An exact copy of the listing is needed, with every line kept.

● ● ● ● ●

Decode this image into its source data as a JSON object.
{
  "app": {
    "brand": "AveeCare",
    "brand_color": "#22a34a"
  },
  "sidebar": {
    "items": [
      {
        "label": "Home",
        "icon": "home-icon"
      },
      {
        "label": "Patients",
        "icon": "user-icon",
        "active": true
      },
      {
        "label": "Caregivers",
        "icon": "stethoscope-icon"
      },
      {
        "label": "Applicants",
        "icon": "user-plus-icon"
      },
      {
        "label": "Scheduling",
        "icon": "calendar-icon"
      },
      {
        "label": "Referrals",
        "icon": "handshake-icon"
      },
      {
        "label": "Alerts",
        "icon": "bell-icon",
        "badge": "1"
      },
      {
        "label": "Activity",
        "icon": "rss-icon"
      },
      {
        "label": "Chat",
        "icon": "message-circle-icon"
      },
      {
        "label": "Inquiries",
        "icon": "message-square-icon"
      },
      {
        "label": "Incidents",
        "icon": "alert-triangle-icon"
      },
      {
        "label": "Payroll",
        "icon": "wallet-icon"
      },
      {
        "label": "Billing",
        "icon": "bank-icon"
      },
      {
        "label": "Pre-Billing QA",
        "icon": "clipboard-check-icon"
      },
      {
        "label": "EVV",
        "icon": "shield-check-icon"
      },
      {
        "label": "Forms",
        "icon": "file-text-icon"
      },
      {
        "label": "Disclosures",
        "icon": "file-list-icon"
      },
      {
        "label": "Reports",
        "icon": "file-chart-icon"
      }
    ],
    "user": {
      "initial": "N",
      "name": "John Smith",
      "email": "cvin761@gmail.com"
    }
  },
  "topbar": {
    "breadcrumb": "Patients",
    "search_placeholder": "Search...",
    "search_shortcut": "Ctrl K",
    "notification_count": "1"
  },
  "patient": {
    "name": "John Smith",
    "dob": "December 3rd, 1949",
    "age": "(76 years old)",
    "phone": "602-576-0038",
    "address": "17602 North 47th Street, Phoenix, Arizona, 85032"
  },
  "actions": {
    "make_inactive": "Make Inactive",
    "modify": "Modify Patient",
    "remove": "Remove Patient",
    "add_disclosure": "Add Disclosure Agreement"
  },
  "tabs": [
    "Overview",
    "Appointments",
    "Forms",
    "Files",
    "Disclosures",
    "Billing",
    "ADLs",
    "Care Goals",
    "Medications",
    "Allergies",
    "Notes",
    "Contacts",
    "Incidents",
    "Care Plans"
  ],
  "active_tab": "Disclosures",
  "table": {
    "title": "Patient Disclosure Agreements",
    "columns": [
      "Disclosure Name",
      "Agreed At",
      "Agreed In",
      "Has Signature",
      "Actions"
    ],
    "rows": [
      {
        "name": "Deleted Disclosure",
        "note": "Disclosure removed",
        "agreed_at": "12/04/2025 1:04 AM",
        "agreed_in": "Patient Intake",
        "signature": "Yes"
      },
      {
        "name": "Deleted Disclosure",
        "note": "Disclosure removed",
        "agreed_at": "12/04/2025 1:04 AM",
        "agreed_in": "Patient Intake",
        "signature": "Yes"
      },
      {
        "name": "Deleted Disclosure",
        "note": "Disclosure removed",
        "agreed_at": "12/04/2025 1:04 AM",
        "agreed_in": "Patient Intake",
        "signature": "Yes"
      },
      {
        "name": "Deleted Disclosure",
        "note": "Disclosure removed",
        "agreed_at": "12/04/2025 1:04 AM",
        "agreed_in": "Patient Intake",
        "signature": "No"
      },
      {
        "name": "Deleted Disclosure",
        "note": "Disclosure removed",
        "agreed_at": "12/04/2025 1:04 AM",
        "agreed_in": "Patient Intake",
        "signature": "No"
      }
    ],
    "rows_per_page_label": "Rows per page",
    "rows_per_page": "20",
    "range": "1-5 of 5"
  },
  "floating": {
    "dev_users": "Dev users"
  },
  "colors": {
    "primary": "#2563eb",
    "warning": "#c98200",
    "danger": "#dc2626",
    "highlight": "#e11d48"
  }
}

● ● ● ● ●

- [RESPONSE BELOW]:
Decode this image into its source data as a JSON object.
{
  "app": {
    "brand": "AveeCare",
    "brand_color": "#22a34a"
  },
  "sidebar": {
    "items": [
      {
        "label": "Home",
        "icon": "home-icon"
      },
      {
        "label": "Patients",
        "icon": "user-icon",
        "active": true
      },
      {
        "label": "Caregivers",
        "icon": "stethoscope-icon"
      },
      {
        "label": "Applicants",
        "icon": "user-plus-icon"
      },
      {
        "label": "Scheduling",
        "icon": "calendar-icon"
      },
      {
        "label": "Referrals",
        "icon": "handshake-icon"
      },
      {
        "label": "Alerts",
        "icon": "bell-icon",
        "badge": "1"
      },
      {
        "label": "Activity",
        "icon": "rss-icon"
      },
      {
        "label": "Chat",
        "icon": "message-circle-icon"
      },
      {
        "label": "Inquiries",
        "icon": "message-square-icon"
      },
      {
        "label": "Incidents",
        "icon": "alert-triangle-icon"
      },
      {
        "label": "Payroll",
        "icon": "wallet-icon"
      },
      {
        "label": "Billing",
        "icon": "bank-icon"
      },
      {
        "label": "Pre-Billing QA",
        "icon": "clipboard-check-icon"
      },
      {
        "label": "EVV",
        "icon": "shield-check-icon"
      },
      {
        "label": "Forms",
        "icon": "file-text-icon"
      },
      {
        "label": "Disclosures",
        "icon": "file-list-icon"
      },
      {
        "label": "Reports",
        "icon": "file-chart-icon"
      }
    ],
    "user": {
      "initial": "N",
      "name": "John Smith",
      "email": "cvin761@gmail.com"
    }
  },
  "topbar": {
    "breadcrumb": "Patients",
    "search_placeholder": "Search...",
    "search_shortcut": "Ctrl K",
    "notification_count": "1"
  },
  "patient": {
    "name": "John Smith",
    "dob": "December 3rd, 1949",
    "age": "(76 years old)",
    "phone": "602-576-0038",
    "address": "17602 North 47th Street, Phoenix, Arizona, 85032"
  },
  "actions": {
    "make_inactive": "Make Inactive",
    "modify": "Modify Patient",
    "remove": "Remove Patient",
    "add_disclosure": "Add Disclosure Agreement"
  },
  "tabs": [
    "Overview",
    "Appointments",
    "Forms",
    "Files",
    "Disclosures",
    "Billing",
    "ADLs",
    "Care Goals",
    "Medications",
    "Allergies",
    "Notes",
    "Contacts",
    "Incidents",
    "Care Plans"
  ],
  "active_tab": "Disclosures",
  "table": {
    "title": "Patient Disclosure Agreements",
    "columns": [
      "Disclosure Name",
      "Agreed At",
      "Agreed In",
      "Has Signature",
      "Actions"
    ],
    "rows": [
      {
        "name": "Deleted Disclosure",
        "note": "Disclosure removed",
        "agreed_at": "12/04/2025 1:04 AM",
        "agreed_in": "Patient Intake",
        "signature": "Yes"
      },
      {
        "name": "Deleted Disclosure",
        "note": "Disclosure removed",
        "agreed_at": "12/04/2025 1:04 AM",
        "agreed_in": "Patient Intake",
        "signature": "Yes"
      },
      {
        "name": "Deleted Disclosure",
        "note": "Disclosure removed",
        "agreed_at": "12/04/2025 1:04 AM",
        "agreed_in": "Patient Intake",
        "signature": "Yes"
      },
      {
        "name": "Deleted Disclosure",
        "note": "Disclosure removed",
        "agreed_at": "12/04/2025 1:04 AM",
        "agreed_in": "Patient Intake",
        "signature": "No"
      },
      {
        "name": "Deleted Disclosure",
        "note": "Disclosure removed",
        "agreed_at": "12/04/2025 1:04 AM",
        "agreed_in": "Patient Intake",
        "signature": "No"
      }
    ],
    "rows_per_page_label": "Rows per page",
    "rows_per_page": "20",
    "range": "1-5 of 5"
  },
  "floating": {
    "dev_users": "Dev users"
  },
  "colors": {
    "primary": "#2563eb",
    "warning": "#c98200",
    "danger": "#dc2626",
    "highlight": "#e11d48"
  }
}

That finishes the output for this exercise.